Work out how many lines of the data contain "text" and reply with that number alone.

(Dataset rows describing interfaces)
....

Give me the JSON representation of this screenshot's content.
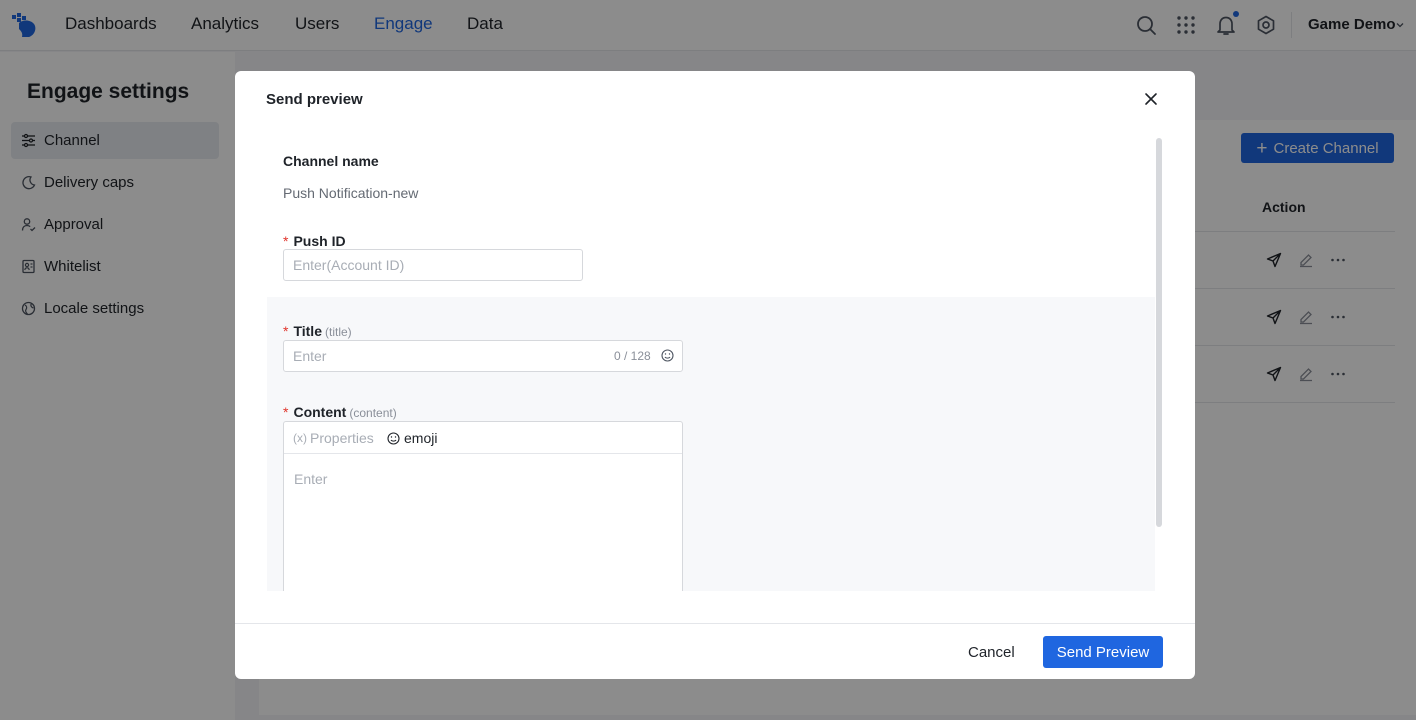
{
  "nav": {
    "items": [
      "Dashboards",
      "Analytics",
      "Users",
      "Engage",
      "Data"
    ],
    "active": "Engage",
    "project": "Game Demo"
  },
  "sidebar": {
    "title": "Engage settings",
    "items": [
      {
        "label": "Channel",
        "icon": "sliders-icon",
        "active": true
      },
      {
        "label": "Delivery caps",
        "icon": "moon-icon",
        "active": false
      },
      {
        "label": "Approval",
        "icon": "user-check-icon",
        "active": false
      },
      {
        "label": "Whitelist",
        "icon": "contact-list-icon",
        "active": false
      },
      {
        "label": "Locale settings",
        "icon": "globe-icon",
        "active": false
      }
    ]
  },
  "main": {
    "create_label": "Create Channel",
    "action_header": "Action"
  },
  "modal": {
    "title": "Send preview",
    "channel_name_label": "Channel name",
    "channel_name_value": "Push Notification-new",
    "push_id_label": "Push ID",
    "push_id_placeholder": "Enter(Account ID)",
    "title_label": "Title",
    "title_hint": "(title)",
    "title_placeholder": "Enter",
    "title_counter": "0 / 128",
    "content_label": "Content",
    "content_hint": "(content)",
    "properties_label": "Properties",
    "properties_glyph": "(x)",
    "emoji_label": "emoji",
    "content_placeholder": "Enter",
    "cancel_label": "Cancel",
    "send_label": "Send Preview"
  },
  "colors": {
    "accent": "#1f66e0",
    "required": "#e0342b"
  }
}
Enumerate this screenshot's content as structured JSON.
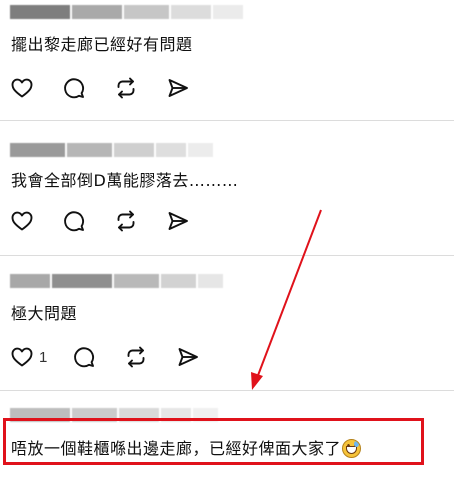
{
  "comments": [
    {
      "text": "擺出黎走廊已經好有問題",
      "like_count": "",
      "name_blur_colors": [
        "#7e7e7e",
        "#a6a6a6",
        "#c4c4c4",
        "#d8d8d8",
        "#e9e9e9"
      ]
    },
    {
      "text": "我會全部倒D萬能膠落去………",
      "like_count": "",
      "name_blur_colors": [
        "#9a9a9a",
        "#b6b6b6",
        "#cfcfcf",
        "#dddddd",
        "#ececec"
      ]
    },
    {
      "text": "極大問題",
      "like_count": "",
      "name_blur_colors": [
        "#a0a0a0",
        "#8f8f8f",
        "#b9b9b9",
        "#d2d2d2",
        "#e6e6e6"
      ]
    },
    {
      "text": "",
      "like_count": "1",
      "name_blur_colors": []
    },
    {
      "text": "唔放一個鞋櫃喺出邊走廊，已經好俾面大家了",
      "emoji": "grinning-face-with-sweat",
      "like_count": "",
      "name_blur_colors": [
        "#b5b5b5",
        "#cbcbcb",
        "#d9d9d9",
        "#e6e6e6",
        "#f0f0f0"
      ]
    }
  ],
  "icons": {
    "like": "heart-icon",
    "reply": "comment-bubble-icon",
    "repost": "repost-icon",
    "share": "send-icon"
  },
  "annotation": {
    "box_color": "#e0121b",
    "arrow_color": "#e0121b"
  }
}
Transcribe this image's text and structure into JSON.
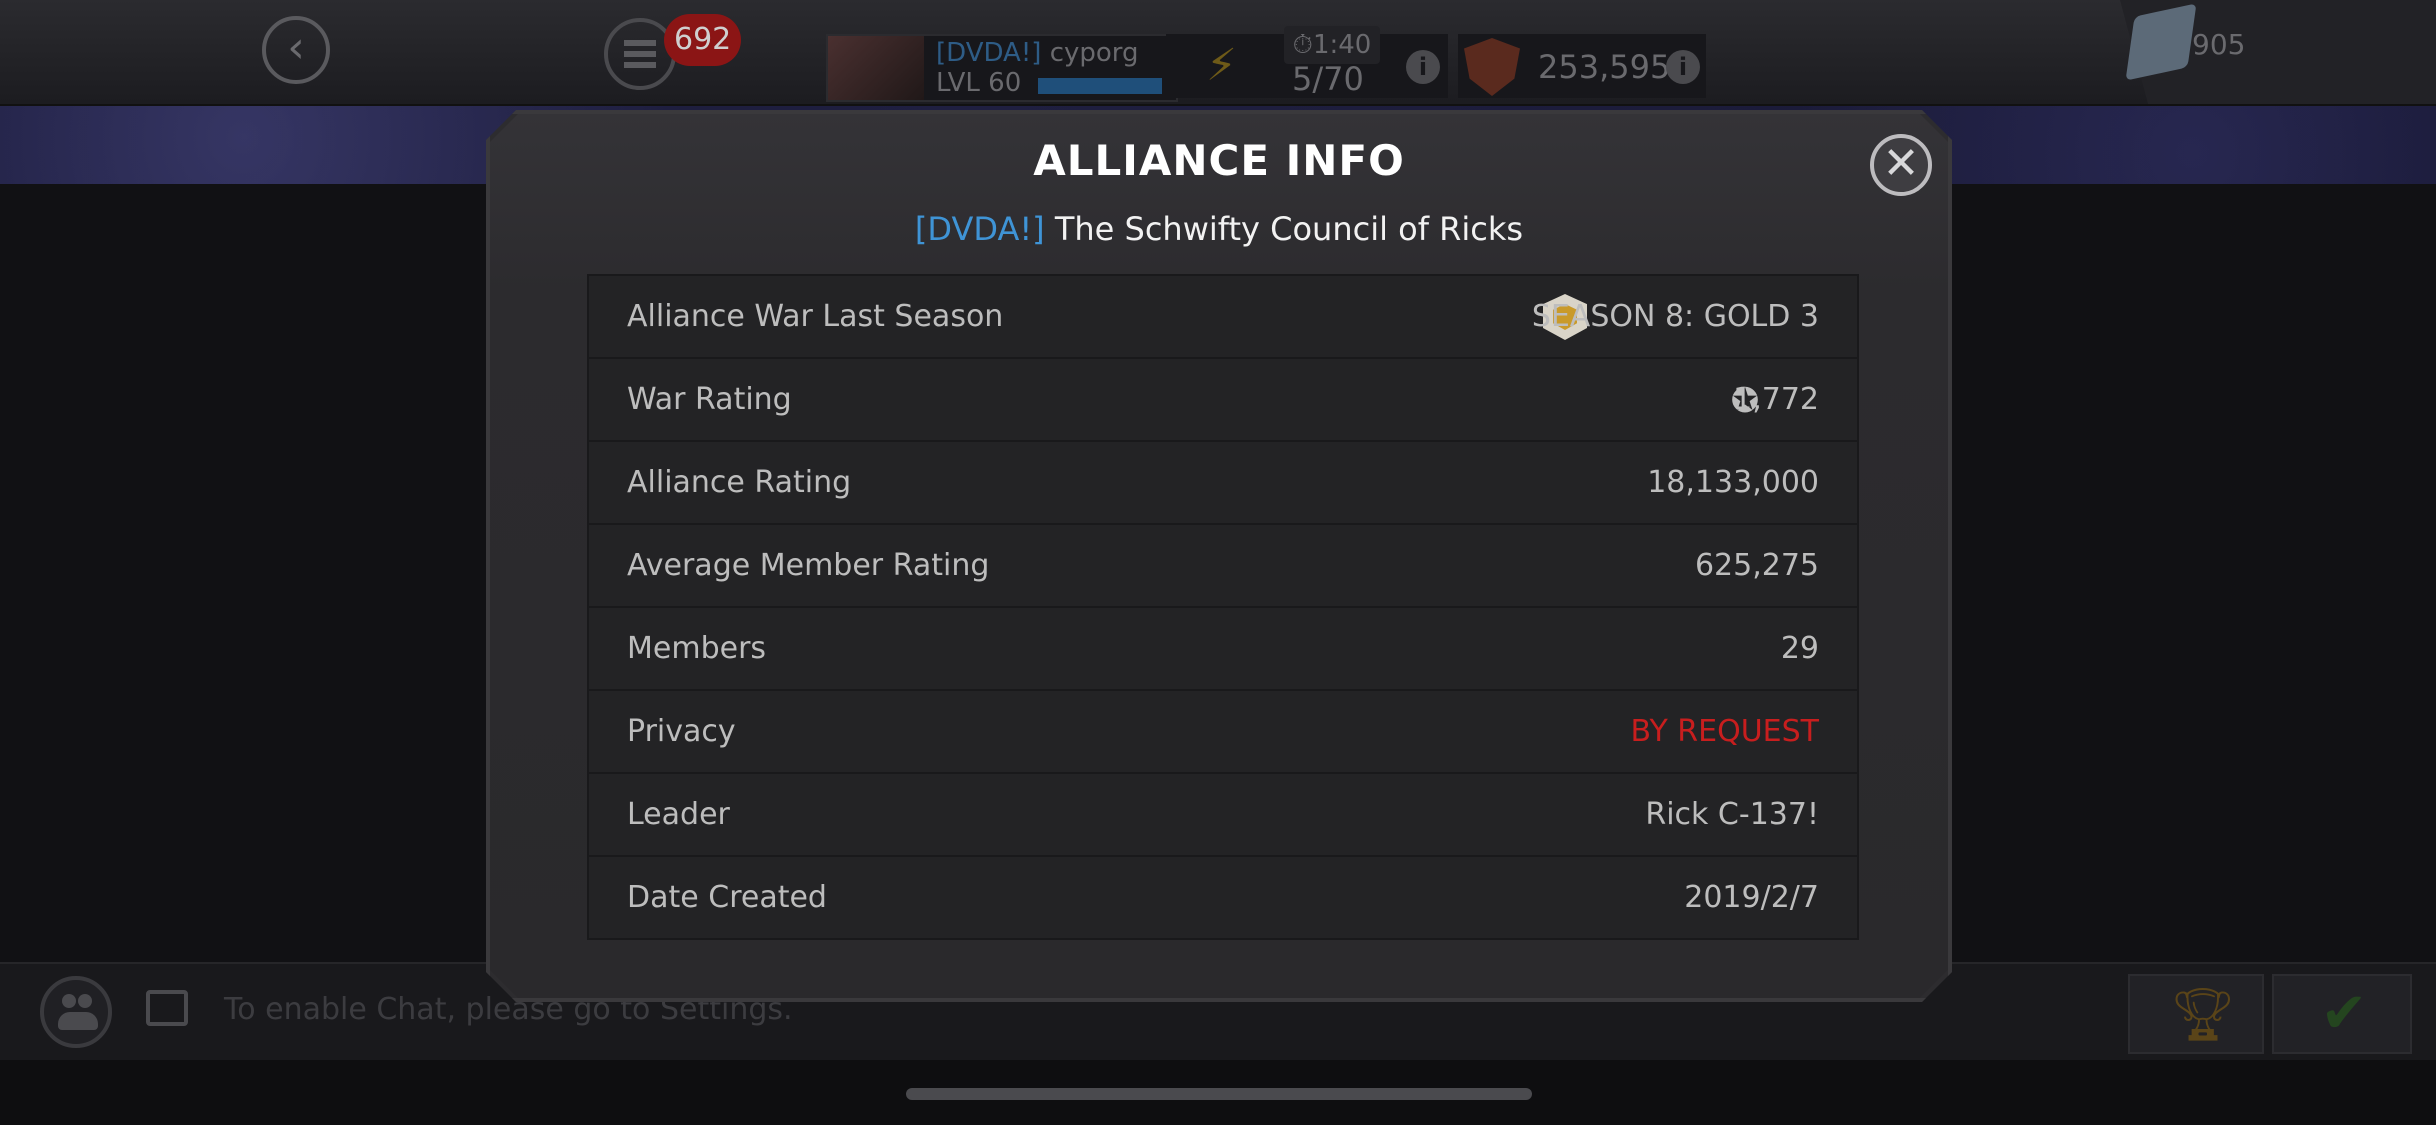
{
  "hud": {
    "notifications_count": "692",
    "profile_tag": "[DVDA!]",
    "profile_name": "cyporg",
    "level": "LVL 60",
    "energy_timer": "1:40",
    "energy": "5/70",
    "hero_rating": "253,595",
    "units": "905"
  },
  "chat": {
    "message": "To enable Chat, please go to Settings."
  },
  "modal": {
    "title": "ALLIANCE INFO",
    "alliance_tag": "[DVDA!]",
    "alliance_name": "The Schwifty Council of Ricks",
    "rows": [
      {
        "label": "Alliance War Last Season",
        "value": "SEASON 8: GOLD 3"
      },
      {
        "label": "War Rating",
        "value": "1,772"
      },
      {
        "label": "Alliance Rating",
        "value": "18,133,000"
      },
      {
        "label": "Average Member Rating",
        "value": "625,275"
      },
      {
        "label": "Members",
        "value": "29"
      },
      {
        "label": "Privacy",
        "value": "BY REQUEST"
      },
      {
        "label": "Leader",
        "value": "Rick C-137!"
      },
      {
        "label": "Date Created",
        "value": "2019/2/7"
      }
    ]
  },
  "colors": {
    "accent_blue": "#3f94d6",
    "privacy_red": "#c81e1e"
  },
  "icons": [
    "back-icon",
    "menu-icon",
    "bolt-icon",
    "timer-icon",
    "info-icon",
    "shield-icon",
    "gem-icon",
    "close-icon",
    "season-badge-icon",
    "war-star-icon",
    "people-icon",
    "chat-icon",
    "trophy-icon",
    "check-icon"
  ]
}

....

TASK ANSWER » 6